[Provided information]

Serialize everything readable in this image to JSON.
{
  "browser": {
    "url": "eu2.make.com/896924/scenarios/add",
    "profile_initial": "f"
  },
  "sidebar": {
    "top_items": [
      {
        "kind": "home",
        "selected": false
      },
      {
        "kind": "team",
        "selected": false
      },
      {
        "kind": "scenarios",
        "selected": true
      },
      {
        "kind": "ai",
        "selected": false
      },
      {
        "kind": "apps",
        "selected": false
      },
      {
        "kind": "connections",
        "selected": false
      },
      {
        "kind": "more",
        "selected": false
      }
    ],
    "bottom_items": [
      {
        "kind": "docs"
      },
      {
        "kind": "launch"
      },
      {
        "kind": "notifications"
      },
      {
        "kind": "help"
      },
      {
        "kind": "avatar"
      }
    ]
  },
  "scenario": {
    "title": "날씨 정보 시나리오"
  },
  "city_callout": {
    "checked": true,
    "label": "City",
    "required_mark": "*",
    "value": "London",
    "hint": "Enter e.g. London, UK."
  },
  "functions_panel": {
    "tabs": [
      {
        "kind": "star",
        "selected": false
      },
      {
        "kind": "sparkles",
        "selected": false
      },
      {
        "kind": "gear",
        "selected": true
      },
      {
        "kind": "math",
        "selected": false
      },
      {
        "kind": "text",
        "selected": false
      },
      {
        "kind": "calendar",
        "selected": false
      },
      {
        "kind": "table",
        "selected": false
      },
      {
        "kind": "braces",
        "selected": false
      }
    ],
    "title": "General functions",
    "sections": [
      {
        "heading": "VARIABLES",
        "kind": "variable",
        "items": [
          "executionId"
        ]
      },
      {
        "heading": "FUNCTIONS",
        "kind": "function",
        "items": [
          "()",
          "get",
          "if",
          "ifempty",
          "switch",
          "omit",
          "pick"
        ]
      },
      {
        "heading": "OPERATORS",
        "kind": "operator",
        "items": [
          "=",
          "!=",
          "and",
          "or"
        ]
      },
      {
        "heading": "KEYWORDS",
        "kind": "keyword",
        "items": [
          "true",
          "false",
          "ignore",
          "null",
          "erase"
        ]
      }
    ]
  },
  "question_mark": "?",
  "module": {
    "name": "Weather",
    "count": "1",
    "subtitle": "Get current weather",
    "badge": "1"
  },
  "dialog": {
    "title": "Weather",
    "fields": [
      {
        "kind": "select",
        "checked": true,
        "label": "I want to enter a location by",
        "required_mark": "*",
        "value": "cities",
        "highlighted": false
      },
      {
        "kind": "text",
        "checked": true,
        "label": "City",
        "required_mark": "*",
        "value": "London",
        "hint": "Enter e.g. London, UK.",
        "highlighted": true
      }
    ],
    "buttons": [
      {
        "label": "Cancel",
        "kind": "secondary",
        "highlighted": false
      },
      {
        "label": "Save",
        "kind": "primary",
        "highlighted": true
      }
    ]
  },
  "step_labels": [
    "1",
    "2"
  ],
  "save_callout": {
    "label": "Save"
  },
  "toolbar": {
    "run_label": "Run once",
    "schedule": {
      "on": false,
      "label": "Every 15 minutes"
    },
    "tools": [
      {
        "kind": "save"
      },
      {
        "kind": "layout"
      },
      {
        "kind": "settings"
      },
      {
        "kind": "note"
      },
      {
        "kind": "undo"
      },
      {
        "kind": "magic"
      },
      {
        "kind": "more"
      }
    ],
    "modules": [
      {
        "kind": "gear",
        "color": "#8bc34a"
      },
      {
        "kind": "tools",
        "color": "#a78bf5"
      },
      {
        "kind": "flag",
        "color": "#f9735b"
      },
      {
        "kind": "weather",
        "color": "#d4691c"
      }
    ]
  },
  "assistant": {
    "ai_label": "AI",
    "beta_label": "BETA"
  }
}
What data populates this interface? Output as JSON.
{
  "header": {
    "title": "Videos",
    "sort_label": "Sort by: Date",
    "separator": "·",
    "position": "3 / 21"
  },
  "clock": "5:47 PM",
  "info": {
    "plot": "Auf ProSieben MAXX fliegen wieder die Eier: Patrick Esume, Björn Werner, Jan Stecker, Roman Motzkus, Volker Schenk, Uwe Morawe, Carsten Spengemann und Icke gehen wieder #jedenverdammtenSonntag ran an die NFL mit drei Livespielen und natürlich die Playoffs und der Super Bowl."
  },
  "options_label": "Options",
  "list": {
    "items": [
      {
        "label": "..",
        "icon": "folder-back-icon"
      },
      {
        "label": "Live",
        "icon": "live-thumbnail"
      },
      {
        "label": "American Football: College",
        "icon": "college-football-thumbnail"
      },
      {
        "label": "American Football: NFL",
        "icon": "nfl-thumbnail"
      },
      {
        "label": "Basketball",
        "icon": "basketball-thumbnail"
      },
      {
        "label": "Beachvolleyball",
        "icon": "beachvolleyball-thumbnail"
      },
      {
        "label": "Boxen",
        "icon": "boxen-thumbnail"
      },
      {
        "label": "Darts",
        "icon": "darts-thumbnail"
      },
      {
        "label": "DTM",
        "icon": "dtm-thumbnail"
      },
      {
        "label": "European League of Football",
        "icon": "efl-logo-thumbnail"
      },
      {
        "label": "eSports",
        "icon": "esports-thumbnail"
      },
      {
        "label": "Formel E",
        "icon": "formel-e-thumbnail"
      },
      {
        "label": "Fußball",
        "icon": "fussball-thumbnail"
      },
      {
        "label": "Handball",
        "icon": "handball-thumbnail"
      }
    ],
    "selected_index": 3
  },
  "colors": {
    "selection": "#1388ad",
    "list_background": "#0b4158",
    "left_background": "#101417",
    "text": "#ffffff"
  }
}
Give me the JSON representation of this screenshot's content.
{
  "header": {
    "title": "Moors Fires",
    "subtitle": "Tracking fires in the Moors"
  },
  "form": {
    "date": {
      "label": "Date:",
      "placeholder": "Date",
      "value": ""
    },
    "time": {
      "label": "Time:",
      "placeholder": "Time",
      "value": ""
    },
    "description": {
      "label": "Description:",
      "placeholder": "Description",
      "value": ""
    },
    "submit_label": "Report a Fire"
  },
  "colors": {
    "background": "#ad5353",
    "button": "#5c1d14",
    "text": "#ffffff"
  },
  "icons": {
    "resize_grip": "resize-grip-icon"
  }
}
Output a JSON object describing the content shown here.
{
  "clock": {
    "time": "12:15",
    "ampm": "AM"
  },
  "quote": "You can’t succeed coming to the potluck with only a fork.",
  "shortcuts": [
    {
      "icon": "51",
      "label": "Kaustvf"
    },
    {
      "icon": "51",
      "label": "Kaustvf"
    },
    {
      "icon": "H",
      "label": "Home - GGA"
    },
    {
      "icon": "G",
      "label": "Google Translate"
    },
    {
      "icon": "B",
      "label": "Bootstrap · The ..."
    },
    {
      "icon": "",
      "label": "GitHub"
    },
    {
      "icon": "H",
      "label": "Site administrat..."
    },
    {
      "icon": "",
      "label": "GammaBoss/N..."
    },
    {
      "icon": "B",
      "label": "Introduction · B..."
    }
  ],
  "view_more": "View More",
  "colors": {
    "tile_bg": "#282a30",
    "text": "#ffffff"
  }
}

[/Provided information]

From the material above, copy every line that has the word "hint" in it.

    "hint": "Enter e.g. London, UK."
        "hint": "Enter e.g. London, UK.",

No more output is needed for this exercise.